Let’s call it what it is – Peer Abuse. With bullying, the dominant figure unsuspectingly presents as your peer, your equal and traditionally during childhood a crucial time for brain development, social skill development and confidence development.
Studies consistently show that victims of peer abuse are more likely to suffer from depression, anxiety, isolation, and fear. Often times, the abused do not confide in their parents or teachers. These feelings fester, and if left untreated, can have profound, long-term effects on a child’s social development that carries into adulthood and presents in a myriad of emotional, physical and psychological symptoms ranging from sleep and eating disorders to mental illness.
It is well understood that abusers target the vulnerable, those unlikely to retaliate. So bullies target the one in their midst who tends to be different, the one who does not have the support, the confidence or the coping skills to properly stand-up for oneself.
The child-victim is most vulnerable.
Bullies find the children who are different, the children who “do not fit in.” The taunting only emphasizes to that child that they may be different, and stresses their vulnerability with their peers.
Imagine that you are a displaced child – like many children living in the foster care system. If children in a familiar environment with strong family and other relationships do not vocalize the abuse to trusted adults, what are the chances a child feeling alone and unsupported will reach out for help?
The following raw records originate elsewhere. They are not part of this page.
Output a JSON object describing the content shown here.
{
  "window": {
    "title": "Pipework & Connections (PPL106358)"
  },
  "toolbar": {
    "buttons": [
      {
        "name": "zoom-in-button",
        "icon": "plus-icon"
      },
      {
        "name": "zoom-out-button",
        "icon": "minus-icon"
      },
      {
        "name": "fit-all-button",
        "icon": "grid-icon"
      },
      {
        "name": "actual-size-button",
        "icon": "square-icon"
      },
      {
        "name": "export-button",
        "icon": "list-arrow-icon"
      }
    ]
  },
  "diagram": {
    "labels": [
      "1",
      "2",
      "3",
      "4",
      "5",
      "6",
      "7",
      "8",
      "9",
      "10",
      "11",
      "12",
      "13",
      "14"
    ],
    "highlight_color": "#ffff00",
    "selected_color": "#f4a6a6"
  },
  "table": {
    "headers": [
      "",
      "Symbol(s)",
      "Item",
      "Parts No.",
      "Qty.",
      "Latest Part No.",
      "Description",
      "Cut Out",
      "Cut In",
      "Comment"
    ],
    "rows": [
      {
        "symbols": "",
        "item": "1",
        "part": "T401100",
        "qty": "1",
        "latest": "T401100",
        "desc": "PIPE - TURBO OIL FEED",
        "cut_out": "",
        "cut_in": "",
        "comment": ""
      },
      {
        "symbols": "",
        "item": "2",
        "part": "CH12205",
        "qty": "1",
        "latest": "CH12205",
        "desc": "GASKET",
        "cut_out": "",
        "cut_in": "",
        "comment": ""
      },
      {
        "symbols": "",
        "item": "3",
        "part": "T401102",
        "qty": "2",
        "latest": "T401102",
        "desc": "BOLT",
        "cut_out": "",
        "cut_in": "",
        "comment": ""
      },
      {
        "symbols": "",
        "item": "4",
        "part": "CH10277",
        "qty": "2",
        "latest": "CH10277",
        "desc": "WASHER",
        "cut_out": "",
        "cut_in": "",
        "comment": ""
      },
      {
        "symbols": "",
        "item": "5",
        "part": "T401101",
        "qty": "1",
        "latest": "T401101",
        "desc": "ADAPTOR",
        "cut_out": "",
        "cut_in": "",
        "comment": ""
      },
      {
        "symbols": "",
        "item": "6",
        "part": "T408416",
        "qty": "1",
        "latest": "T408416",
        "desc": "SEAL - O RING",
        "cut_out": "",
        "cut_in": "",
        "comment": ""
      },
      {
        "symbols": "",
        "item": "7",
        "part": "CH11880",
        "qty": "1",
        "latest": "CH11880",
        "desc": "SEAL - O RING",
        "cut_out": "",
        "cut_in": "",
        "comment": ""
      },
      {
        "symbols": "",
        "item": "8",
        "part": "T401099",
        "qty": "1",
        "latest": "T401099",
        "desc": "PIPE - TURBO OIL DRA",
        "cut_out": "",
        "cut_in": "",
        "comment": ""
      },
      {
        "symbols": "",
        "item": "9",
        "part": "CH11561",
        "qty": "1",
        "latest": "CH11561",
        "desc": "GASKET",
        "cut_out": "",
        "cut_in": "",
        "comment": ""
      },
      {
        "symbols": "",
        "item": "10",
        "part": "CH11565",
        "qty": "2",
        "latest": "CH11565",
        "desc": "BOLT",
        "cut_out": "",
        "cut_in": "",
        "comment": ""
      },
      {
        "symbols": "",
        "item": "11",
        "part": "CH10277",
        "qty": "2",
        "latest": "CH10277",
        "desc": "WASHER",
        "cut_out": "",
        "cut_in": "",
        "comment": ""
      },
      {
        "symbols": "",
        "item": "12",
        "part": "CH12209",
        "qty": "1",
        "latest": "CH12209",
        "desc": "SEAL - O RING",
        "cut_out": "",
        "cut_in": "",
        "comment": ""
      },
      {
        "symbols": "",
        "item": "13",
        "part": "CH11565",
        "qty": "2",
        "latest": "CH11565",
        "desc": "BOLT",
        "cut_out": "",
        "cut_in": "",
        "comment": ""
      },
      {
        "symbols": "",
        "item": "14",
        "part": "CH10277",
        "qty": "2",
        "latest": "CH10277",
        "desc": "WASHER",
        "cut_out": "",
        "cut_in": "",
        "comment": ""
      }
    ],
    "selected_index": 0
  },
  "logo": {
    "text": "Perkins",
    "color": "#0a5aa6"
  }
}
Many believe some type of intimidation is a normal, childhood rite-of-passage. To many, the thought of a “bully” brings to mind the caricature of the biggest kid on the playground not picking you for his dodgeball team. But today, with the many additional electronic, and often anonymous, ways that children can be bullied, the big kid on the playground represents only a small fraction of the modern bullying reality.
But whether the bully is the big kid on the playground or the anonymous text stalker, one thing remains constant – when you consider the victims – who and why they are victims – and the long-term effects of their being victims – you clearly see that bullying is and always will be abuse.